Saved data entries
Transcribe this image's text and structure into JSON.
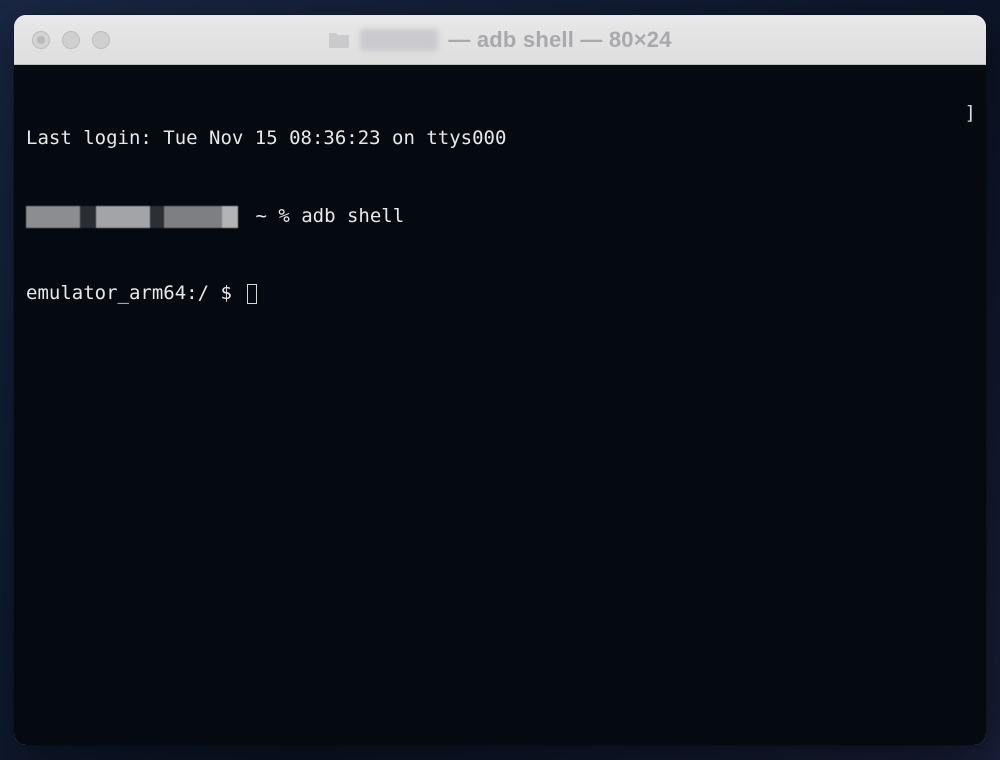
{
  "titlebar": {
    "title_suffix": "— adb shell — 80×24",
    "folder_icon_name": "folder-icon"
  },
  "terminal": {
    "last_login": "Last login: Tue Nov 15 08:36:23 on ttys000",
    "prompt1_mid": " ~ % ",
    "prompt1_cmd": "adb shell",
    "prompt2": "emulator_arm64:/ $ ",
    "rbracket": "]"
  }
}
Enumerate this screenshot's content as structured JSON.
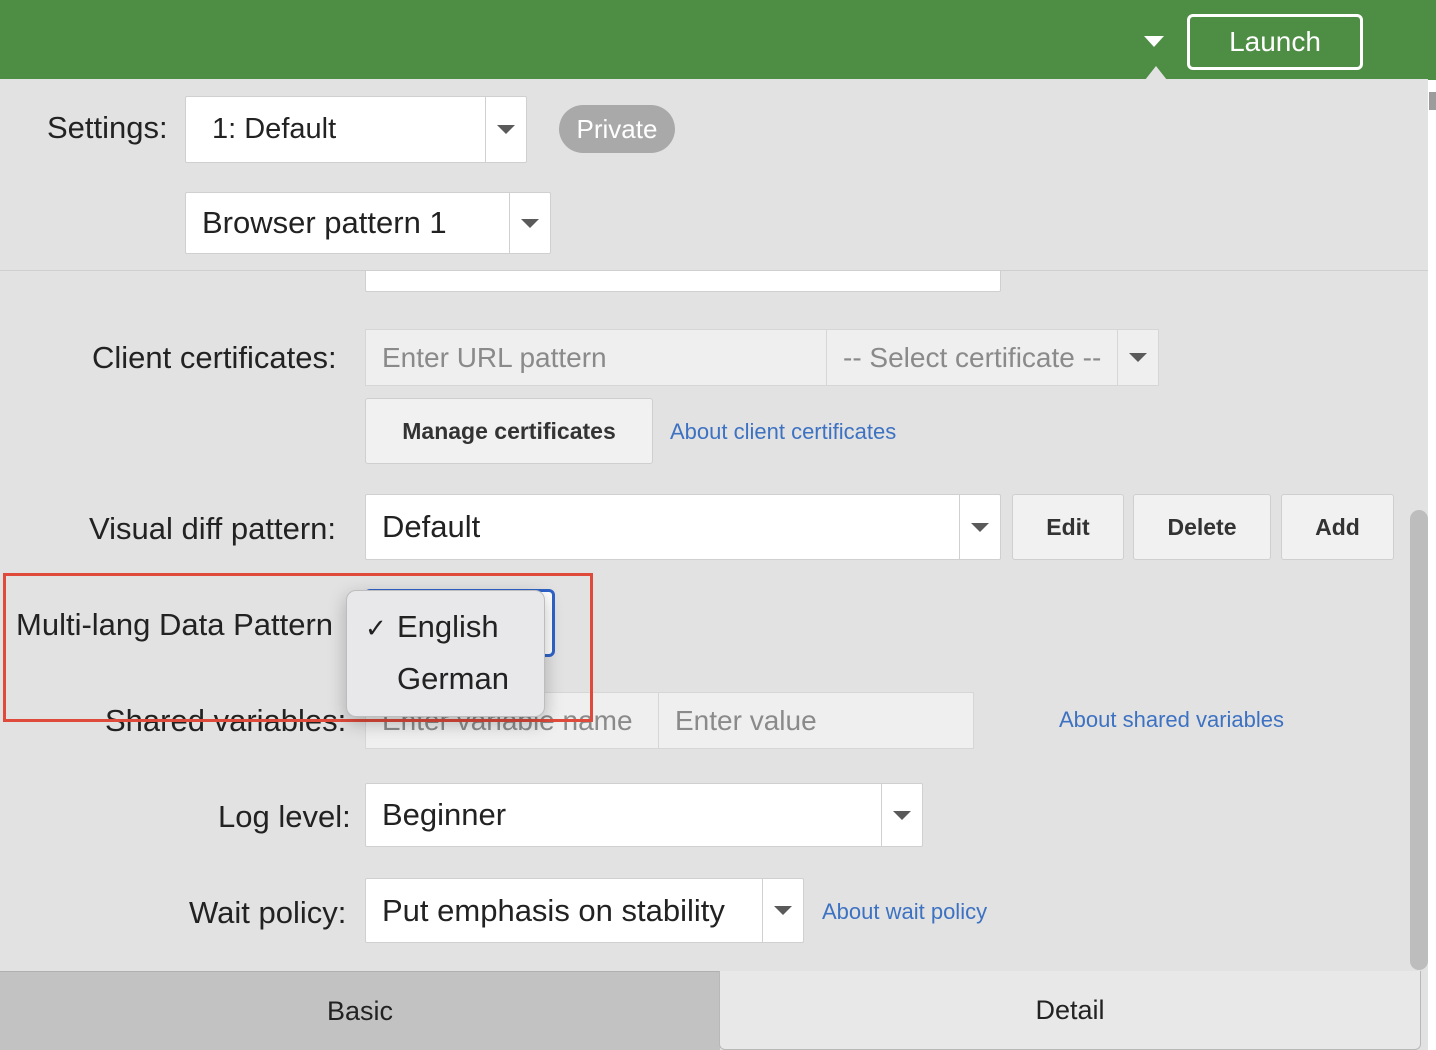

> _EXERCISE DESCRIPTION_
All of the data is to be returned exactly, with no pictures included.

> _SOLUTION BELOW_
Transcribe this image's text and structure into JSON.
{
  "titlebar": {
    "title_suffix": "— adb shell — 80×24",
    "folder_icon_name": "folder-icon"
  },
  "terminal": {
    "last_login": "Last login: Tue Nov 15 08:36:23 on ttys000",
    "prompt1_mid": " ~ % ",
    "prompt1_cmd": "adb shell",
    "prompt2": "emulator_arm64:/ $ ",
    "rbracket": "]"
  }
}
Enumerate this screenshot's content as structured JSON.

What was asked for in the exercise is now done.